While arming your team with the right tools is a start, the best technology won’t do them much good unless the mindset and culture are in the right place. As such, you’ll want to include a few key things in your Big Data analytics roadmap to ensure that your people have everything they need to turn Big Data into a competitive advantage.
Start with a Pilot Program
Don’t launch your data analytics program in one fell swoop. Big Data strategies tend to work best when you start slow.
Start with a pilot program that can help you lock down some clear wins that everyone—from the C suite to the factory floor—can understand. From there, involve everyone in the roll-out and clearly communicate how new initiatives and tools improve processes. Will marketers gain more insight into customer behavior? Can fleet managers avoid costly repairs? Will production teams save time with automated quality testing? The list goes on.
Ensure each team understands what Big Data analytics can do to improve their day-to-day responsibilities, what goalposts they’ll be aiming for, and how to work toward making the proposed improvements. As you develop your data analytics framework, look back at the use-cases that made you consider this strategy in the first place.
Make Room for Adequate Training
Often, companies make the mistake of giving employees a brief tutorial (think vendor demos or a one-day training session) without making sure everyone understands how to use these new tools in the context of their job. According to a Futurum report, employees should possess the following skills.
- Ethical judgment
While these soft skills don’t guarantee workers have advanced technical skills, focusing on developing them can help employees use self-serve analytics tools in a way that drives real business value.
Implement In Phases

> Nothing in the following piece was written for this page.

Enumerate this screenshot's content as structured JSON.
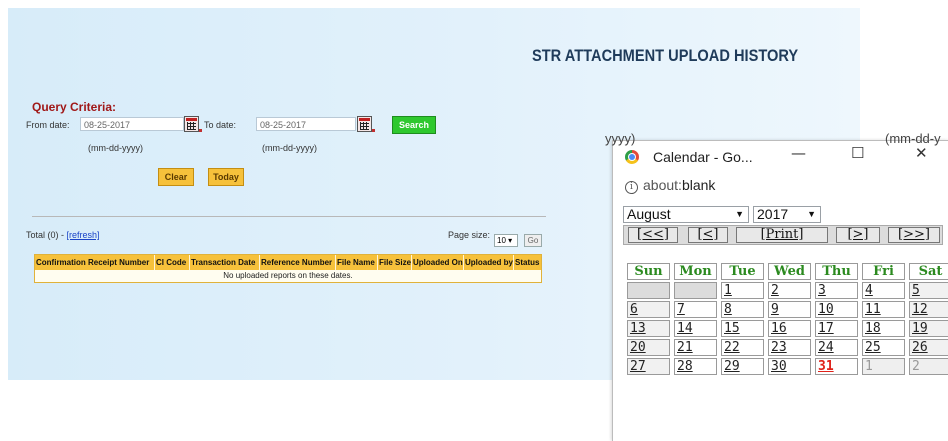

Finally, consider approaching your analytics implementation effort into a series of phased releases. This way, IT leaders can mitigate risks by taking it one capability at a time. This approach helps ensure platform stabilization and can make it easier to introduce new strategies, tools, and processes to employees without overwhelming them, thereby increasing the chances of successful organization-wide adoption.